Welfare Rights conference in New Orleans: ‘Imagine a world where no one goes without food or affordable housing’

National Welfare Rights Organization, 1968.

During the first week of August, the National Welfare Rights Union (NWRU) convened in New Orleans. The meeting brought together activists from around the country to study both history and current conditions, as well as to reaffirm their commitment to struggle.

This was a good time for a national meeting on welfare rights, given the extreme situation faced by millions of working-class people in the United States. For many, life has been made bleak by decades of low wages and austerity. The COVID-19 crisis is making things even worse. The country’s largest hunger-relief non-profit, Feeding America, reports that some 50 million people were food insecure during the pandemic. On the eve of this conference, 11 million families were facing eviction or foreclosure. Biden only acted to extend the eviction moratorium after facing popular pushback.

In an address at the onset of the pandemic, NWRU President, Maureen Taylor, spoke of the difficulties caused by the cruelty of this system, but she also stressed the need to envision an alternative. Taylor said: “Working people–can’t we imagine a world where universal healthcare is a right and cannot be tied to a job that may disappear? Working people–can’t we imagine a world where preparation for pandemics are already in place because the next one is anticipated? Working people–can’t we imagine a world where no one goes without food or affordable housing under any circumstances?”

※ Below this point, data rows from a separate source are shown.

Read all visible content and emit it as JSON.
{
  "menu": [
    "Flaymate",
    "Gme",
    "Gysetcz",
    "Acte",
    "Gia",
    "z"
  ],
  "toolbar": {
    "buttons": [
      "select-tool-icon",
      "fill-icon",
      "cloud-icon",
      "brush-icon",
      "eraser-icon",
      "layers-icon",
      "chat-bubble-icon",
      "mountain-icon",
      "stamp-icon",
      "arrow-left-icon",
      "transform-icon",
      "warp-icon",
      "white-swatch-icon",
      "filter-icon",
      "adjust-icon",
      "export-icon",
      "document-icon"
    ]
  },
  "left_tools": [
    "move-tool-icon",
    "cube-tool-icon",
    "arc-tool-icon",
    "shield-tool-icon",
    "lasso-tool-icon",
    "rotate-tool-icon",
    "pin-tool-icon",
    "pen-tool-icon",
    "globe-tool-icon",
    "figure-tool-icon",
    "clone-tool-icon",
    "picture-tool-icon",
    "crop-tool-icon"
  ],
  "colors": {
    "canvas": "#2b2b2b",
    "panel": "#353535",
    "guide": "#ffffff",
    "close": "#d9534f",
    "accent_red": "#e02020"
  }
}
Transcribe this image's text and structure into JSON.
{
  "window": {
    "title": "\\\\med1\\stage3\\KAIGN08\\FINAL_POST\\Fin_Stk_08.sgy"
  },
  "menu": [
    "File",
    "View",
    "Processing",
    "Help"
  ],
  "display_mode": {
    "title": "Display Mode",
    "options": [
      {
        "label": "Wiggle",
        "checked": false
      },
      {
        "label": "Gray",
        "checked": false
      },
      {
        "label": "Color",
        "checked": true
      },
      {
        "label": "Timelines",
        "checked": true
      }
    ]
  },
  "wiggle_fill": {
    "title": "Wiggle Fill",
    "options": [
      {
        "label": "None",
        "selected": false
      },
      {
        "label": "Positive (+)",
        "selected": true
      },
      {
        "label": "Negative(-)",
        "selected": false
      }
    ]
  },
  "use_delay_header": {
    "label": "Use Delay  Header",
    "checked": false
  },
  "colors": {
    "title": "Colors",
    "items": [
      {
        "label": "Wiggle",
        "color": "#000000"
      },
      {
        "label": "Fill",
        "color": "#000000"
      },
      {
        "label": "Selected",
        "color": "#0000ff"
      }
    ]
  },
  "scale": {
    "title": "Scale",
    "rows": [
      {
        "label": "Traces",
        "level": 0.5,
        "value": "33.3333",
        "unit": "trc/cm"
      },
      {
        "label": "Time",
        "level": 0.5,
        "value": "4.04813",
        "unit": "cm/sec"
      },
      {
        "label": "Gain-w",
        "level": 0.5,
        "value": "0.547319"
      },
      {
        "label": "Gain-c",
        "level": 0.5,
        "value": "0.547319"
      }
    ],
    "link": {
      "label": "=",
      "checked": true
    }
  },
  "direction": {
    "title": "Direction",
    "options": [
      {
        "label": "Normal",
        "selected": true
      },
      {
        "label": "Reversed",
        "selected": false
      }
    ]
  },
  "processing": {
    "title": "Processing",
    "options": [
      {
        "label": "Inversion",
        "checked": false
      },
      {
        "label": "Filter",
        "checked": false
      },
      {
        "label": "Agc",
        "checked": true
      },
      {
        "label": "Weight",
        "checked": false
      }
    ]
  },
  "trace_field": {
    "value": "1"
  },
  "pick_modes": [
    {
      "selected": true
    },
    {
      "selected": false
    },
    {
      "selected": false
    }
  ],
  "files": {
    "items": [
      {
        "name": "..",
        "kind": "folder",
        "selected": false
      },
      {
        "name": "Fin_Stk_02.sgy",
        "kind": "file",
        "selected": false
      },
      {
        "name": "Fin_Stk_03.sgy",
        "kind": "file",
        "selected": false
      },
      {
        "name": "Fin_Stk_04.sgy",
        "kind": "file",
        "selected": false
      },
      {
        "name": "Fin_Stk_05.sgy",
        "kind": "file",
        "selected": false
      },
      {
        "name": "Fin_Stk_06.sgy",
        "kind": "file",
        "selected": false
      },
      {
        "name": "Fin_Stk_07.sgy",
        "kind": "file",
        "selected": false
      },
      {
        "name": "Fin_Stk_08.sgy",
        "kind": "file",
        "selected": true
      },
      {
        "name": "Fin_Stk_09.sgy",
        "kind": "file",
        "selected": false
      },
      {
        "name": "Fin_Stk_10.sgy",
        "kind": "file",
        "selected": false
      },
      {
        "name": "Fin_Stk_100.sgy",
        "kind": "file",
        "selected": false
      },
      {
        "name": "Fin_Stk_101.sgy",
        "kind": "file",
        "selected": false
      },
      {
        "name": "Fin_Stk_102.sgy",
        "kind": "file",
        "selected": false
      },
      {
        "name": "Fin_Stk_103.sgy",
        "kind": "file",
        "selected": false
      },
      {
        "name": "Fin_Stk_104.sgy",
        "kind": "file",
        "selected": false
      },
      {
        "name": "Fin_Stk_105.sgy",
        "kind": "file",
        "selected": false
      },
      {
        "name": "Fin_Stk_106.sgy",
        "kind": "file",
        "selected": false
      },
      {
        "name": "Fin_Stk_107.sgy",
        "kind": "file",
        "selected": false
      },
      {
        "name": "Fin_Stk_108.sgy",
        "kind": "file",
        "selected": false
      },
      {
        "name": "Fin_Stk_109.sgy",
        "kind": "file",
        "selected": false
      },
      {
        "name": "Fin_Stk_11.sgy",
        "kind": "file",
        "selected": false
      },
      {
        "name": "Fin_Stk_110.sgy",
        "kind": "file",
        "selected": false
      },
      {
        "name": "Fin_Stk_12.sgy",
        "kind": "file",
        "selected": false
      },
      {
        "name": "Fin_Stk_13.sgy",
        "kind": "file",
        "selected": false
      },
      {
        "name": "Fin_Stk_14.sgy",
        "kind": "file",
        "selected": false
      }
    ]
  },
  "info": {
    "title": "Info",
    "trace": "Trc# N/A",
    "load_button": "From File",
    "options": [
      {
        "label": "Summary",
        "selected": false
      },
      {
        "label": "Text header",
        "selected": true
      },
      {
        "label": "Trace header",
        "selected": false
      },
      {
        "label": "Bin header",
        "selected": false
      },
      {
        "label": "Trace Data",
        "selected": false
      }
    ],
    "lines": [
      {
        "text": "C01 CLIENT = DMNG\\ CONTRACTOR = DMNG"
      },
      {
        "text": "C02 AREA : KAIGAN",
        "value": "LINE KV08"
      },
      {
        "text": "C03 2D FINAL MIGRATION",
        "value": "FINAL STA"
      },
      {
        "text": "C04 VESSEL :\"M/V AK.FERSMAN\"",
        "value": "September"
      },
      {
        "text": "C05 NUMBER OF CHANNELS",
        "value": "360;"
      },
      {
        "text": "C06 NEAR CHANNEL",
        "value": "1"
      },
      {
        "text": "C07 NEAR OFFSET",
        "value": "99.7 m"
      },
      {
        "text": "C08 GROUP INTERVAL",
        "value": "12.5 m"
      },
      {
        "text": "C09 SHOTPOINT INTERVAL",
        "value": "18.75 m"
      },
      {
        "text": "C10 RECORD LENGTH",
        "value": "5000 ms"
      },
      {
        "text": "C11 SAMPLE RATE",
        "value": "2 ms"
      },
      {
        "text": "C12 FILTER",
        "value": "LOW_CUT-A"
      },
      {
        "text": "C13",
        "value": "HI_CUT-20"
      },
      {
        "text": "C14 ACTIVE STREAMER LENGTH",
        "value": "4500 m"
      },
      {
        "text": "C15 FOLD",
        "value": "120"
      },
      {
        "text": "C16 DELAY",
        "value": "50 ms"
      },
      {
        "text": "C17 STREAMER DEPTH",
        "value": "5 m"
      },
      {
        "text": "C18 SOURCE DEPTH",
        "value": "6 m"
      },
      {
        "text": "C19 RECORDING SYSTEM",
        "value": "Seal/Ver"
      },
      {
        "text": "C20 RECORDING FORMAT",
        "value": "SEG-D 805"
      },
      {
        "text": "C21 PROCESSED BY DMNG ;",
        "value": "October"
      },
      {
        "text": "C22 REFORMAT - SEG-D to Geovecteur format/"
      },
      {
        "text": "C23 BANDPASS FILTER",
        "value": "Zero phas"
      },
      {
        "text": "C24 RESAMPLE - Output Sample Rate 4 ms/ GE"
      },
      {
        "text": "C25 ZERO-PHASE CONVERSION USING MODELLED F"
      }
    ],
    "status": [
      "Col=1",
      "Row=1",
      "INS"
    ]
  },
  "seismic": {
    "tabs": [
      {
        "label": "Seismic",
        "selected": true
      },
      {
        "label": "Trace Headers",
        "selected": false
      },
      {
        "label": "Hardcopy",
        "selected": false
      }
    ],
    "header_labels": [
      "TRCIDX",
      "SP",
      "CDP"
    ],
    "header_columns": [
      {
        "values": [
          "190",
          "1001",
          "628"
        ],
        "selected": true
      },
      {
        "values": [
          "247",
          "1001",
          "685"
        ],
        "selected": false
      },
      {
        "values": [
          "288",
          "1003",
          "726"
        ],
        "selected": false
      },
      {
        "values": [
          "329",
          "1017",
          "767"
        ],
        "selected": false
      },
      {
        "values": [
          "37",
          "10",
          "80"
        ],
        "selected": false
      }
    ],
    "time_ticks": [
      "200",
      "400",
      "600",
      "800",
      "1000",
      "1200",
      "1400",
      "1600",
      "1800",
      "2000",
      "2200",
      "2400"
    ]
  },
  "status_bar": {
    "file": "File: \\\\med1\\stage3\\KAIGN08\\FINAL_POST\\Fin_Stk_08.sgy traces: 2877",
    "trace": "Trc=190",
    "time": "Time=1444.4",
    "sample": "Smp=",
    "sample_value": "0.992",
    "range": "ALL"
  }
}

The NWRU was established in 1987, growing out of the work of the National Welfare Rights Organization (NWRO). The NWRO was a key part of the Poor People’s Campaign organized by Dr. Martin Luther King Jr. That movement terrified the capitalists. One organizer at this week’s conference said, “The threat of Martin Luther King was that he was uniting the working-class.” Indeed, when King was murdered in 1968, the militancy of the Black liberation struggle was spilling over to all groups fighting for their rights in this society.

The organizers with today’s NWRU are carrying on the radical traditions of the NWRO founders, like George Wiley and Johnnie Tillmon, two giants of the civil rights era. In this week’s discussion, conference-attendees stressed the need of getting back to basics, that is, to struggle led by poor, working-class people, not beholden to granting organizations and professional politicians. Elders shared radical history with the younger activists, while affirming the immense potential of today’s youth, as demonstrated by the 2020 rebellions against white supremacist police terror.

A lively conversation took place about the necessity of basing struggle on revolutionary education and an analysis of changing conditions.

Rev. Annie Chambers of the NWRU, Socialist Unity Party, and other organizations, summed up much of this discussion in the following way: “Facing different conditions today, what else can we do but have revolution? Young people are fighting. But we’ve got to give it direction, to call what we’re in a revolution to change this whole system. Piecemeal change isn’t enough. This whole capitalist system must fall.”